- **What is required**
Pick each line containing the word "this" out of the data below.

- **Given records**
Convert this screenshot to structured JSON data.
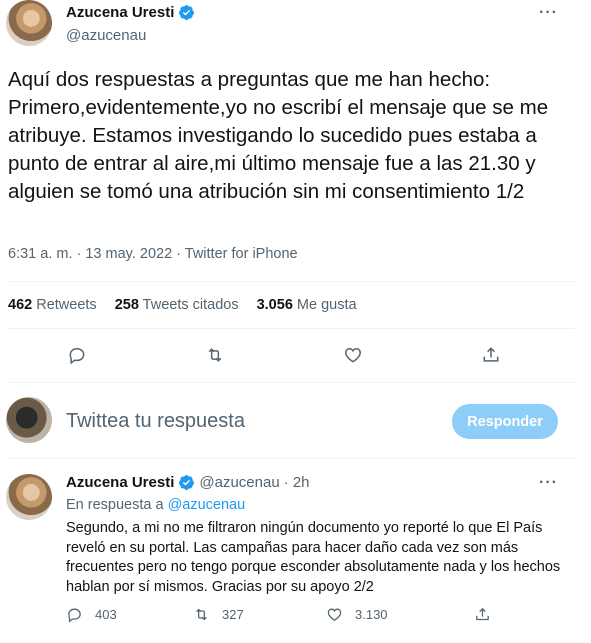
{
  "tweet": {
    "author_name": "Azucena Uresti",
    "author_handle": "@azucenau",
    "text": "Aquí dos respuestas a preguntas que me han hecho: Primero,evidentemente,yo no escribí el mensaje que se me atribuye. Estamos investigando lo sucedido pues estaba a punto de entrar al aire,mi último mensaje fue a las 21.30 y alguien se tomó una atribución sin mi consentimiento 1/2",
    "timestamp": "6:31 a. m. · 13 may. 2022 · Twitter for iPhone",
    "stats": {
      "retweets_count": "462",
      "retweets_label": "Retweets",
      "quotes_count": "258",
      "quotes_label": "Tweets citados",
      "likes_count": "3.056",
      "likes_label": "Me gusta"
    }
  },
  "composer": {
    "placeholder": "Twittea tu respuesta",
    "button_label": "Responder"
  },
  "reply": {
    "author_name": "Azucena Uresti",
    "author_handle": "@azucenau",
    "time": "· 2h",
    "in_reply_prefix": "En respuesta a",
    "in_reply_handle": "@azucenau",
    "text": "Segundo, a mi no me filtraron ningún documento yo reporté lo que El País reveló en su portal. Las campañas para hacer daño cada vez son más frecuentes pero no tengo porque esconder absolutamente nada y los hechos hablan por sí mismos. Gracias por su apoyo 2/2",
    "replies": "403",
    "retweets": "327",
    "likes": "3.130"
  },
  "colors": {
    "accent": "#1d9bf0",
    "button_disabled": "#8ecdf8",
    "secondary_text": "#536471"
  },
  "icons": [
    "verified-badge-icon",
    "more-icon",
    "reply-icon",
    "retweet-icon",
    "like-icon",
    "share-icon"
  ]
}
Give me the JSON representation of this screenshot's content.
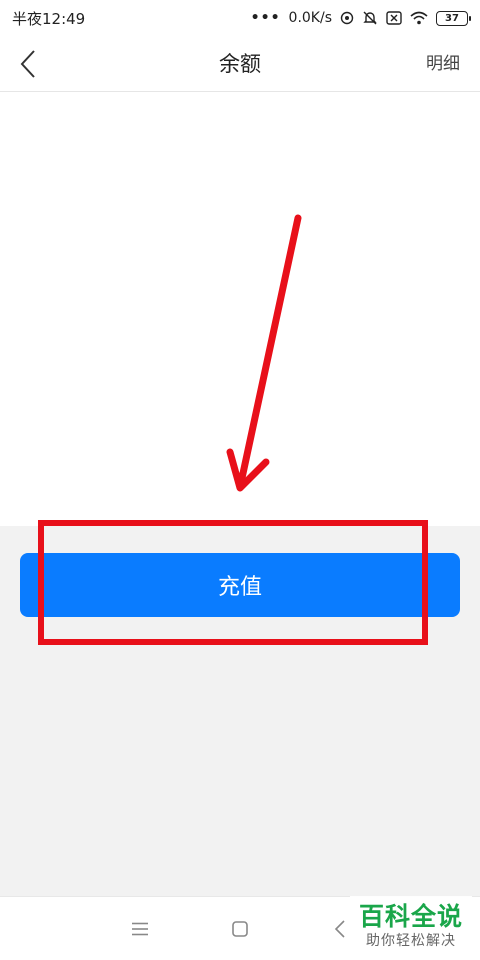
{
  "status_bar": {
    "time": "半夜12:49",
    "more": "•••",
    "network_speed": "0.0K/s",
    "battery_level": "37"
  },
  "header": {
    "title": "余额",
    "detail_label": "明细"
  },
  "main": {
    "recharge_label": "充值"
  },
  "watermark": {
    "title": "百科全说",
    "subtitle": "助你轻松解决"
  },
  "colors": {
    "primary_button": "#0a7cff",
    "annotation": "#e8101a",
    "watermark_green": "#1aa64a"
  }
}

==

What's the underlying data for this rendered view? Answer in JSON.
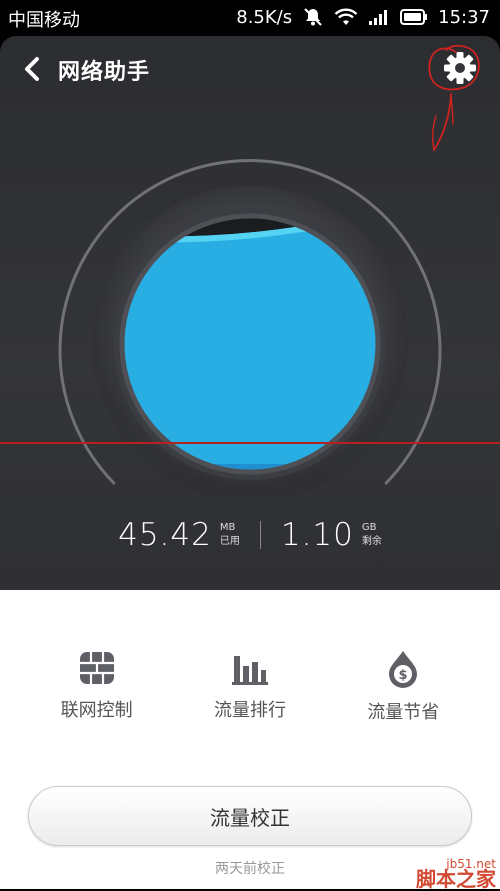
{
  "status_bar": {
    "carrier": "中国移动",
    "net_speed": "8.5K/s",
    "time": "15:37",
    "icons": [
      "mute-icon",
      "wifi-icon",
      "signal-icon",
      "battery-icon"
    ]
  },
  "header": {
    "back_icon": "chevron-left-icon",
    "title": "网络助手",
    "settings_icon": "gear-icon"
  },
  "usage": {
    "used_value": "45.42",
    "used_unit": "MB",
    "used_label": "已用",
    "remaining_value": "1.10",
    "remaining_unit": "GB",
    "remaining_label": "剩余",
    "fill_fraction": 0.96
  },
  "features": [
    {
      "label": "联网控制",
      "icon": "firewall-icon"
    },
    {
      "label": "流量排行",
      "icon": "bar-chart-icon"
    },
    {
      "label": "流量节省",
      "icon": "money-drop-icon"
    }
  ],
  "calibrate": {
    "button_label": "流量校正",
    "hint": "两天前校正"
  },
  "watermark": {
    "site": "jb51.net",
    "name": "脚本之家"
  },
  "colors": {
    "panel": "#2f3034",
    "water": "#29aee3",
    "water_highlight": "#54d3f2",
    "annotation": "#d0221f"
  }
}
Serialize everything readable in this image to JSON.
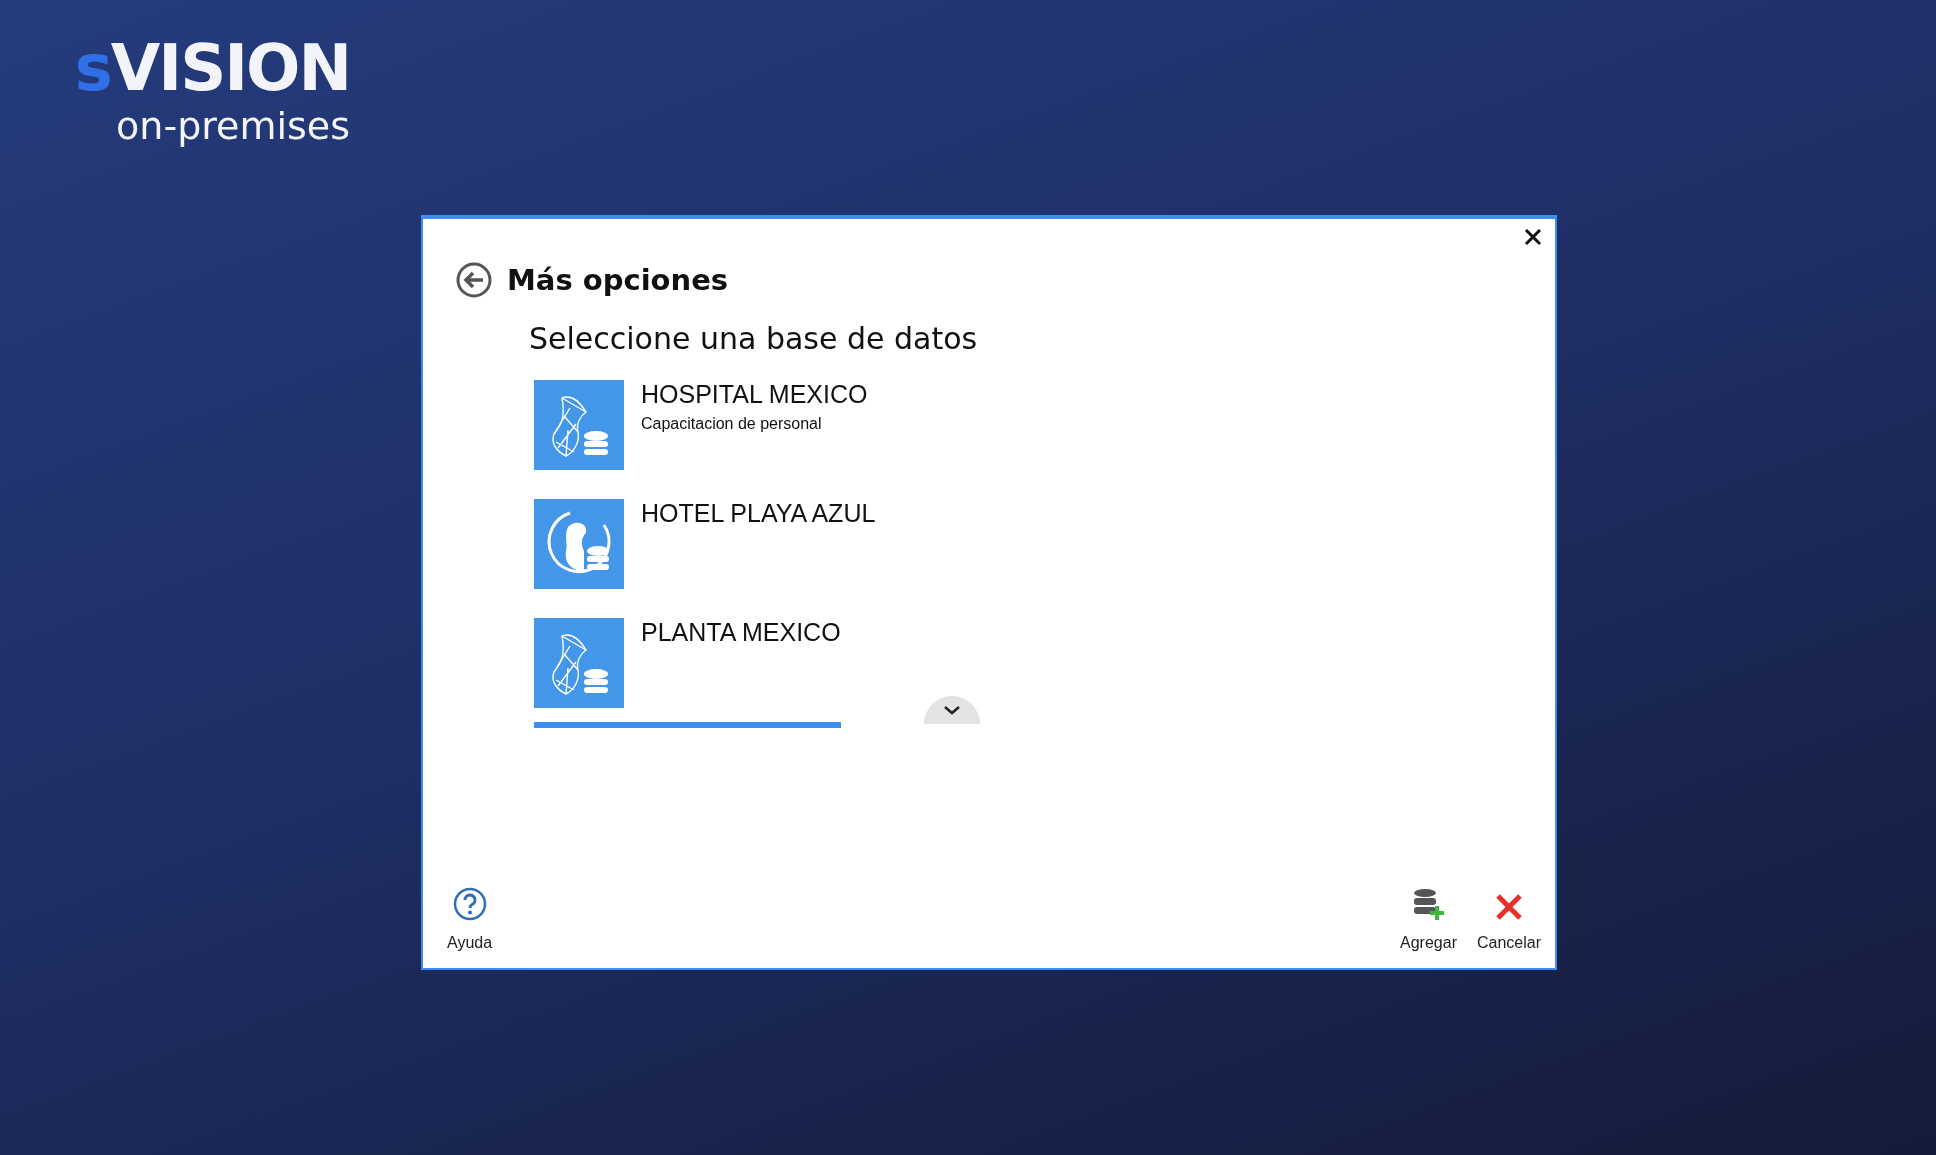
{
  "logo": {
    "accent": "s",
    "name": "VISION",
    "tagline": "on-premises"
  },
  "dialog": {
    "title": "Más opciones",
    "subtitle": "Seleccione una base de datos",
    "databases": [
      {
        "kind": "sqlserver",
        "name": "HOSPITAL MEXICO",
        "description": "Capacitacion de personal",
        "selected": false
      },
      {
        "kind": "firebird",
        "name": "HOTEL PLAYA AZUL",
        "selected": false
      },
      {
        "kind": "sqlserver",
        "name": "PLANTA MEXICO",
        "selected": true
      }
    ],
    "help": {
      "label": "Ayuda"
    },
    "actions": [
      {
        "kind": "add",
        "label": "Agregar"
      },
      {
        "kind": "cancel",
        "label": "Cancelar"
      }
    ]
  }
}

- **Task output**
Convert this screenshot to structured JSON data.
Give me the JSON representation of this screenshot's content.
What's the underlying data for this rendered view? Answer in JSON.
Serialize everything readable in this image to JSON.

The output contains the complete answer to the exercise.